An Important Topic Overshadowed By Sloppy Editing
I Am All Girls is a tough watch at times. It’s a movie that certainly doesn’t shy away from the important topics of child abuse and human trafficking. With a good pacing and a respectful tribute to the victims, this movie is let down by some sloppy editing.
Before diving into this one, it’s worth mentioning that I Am All Girls spoils several big reveals within the opening 5 minutes of the movie. One of these involves a taped confession revealing the harrowing truth about child trafficking. The other happens to be the identity of our vigilante killer.
For the purposes of this review I won’t spoil that here, but suffice to say it undermines what could have been a really emotional and surprising moment late on during the film’s climactic act. But let’s back up a bit.
I Am All Girls takes place deep in the heart of South Africa. Specifically, it follows special investigator Jodie Snyman as she begins investigating a string of murders to men involved in trafficking rings. With initials etched on their chest, Jodie follows the breadcrumb trail to the real ringleaders at the top of all this.
Following her along for the journey is Ntombizonke Bapai, a quiet young woman with a keen eye for detail. Along the way, Jodie is also joined by Captain George, and together the group set out to uncover the traffickers.
On paper, the movie has all the hallmarks to be a sure-fire hit but those aforementioned reveals leave a good part of the 90 minute run-time lacking a crucial whodunit component. Instead, most of the movie follows Jodie playing catch-up to what we already know. There’s also a crowbarred romantic angle echoed here too, but it’s not given anywhere near enough focus or screen-time to justify its inclusion.
What does work much better, however, are the ideas around justice and highlighting a very real and very troubling reality surrounding trafficking. It’s a problem affecting much of the world and oftentimes criminally under-reported too. The fact that I Am All Girls has the courage to portray this in such raw fashion is something that should definitely be praised. It’s just a pity that the movie’s screenplay lets the ambition down.

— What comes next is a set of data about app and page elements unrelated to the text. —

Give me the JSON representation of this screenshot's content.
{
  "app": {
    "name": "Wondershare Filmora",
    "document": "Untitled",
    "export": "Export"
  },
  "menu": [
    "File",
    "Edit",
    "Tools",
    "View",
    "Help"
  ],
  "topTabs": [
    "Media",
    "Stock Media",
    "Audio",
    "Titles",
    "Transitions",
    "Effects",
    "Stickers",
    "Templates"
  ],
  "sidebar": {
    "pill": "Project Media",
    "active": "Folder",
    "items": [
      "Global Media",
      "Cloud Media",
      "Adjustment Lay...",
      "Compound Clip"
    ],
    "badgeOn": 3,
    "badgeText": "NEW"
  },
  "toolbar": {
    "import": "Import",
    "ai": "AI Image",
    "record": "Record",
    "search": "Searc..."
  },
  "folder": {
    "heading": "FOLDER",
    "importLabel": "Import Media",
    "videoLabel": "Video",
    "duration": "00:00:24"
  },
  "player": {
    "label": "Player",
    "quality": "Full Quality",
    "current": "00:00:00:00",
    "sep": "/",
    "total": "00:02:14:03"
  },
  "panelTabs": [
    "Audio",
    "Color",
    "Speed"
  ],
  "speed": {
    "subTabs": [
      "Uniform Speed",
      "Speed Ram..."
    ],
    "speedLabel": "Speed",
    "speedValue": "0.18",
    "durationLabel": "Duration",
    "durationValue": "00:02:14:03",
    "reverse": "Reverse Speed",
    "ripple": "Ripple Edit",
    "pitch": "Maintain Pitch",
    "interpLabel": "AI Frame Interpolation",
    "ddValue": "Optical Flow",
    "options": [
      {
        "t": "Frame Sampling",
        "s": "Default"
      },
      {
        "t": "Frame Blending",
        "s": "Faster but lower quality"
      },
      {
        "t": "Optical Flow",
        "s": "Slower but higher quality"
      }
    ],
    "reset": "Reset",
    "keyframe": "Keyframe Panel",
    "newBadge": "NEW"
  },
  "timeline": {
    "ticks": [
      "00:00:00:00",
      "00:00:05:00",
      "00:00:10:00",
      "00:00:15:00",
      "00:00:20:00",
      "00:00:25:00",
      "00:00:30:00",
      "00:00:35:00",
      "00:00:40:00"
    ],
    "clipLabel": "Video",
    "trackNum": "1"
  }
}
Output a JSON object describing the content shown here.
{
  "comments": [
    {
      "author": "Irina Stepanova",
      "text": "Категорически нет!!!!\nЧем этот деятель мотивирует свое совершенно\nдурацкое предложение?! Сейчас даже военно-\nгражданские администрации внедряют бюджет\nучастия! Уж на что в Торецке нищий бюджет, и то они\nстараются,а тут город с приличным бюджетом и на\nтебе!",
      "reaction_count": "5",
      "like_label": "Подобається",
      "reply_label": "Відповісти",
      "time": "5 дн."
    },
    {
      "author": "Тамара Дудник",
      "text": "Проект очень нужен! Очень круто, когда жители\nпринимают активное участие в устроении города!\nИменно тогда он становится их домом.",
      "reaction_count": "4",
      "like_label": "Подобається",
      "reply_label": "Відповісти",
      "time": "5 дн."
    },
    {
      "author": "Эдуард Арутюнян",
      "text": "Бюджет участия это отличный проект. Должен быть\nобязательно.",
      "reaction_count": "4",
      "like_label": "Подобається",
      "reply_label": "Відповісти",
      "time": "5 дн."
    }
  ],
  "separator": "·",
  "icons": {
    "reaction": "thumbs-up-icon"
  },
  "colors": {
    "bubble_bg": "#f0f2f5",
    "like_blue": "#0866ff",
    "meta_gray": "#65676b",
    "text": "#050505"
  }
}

The acting is good all round though, and the cast certainly do their best with the material given. This is accompanied by some slick camera work and beautifully shot montages too, including one particularly memorable instance midway through the movie.
Overall, I Am All Girls is a solid thriller let down by some questionable editing that spoils a big reveal within the opening 5 minutes of the movie. Despite that, there’s certainly enough to like here and the topic of trafficking is handled with respect and care, wrapping everything up nicely at the end. It may not be the best revenge thriller of the year but it is a solid watch nonetheless.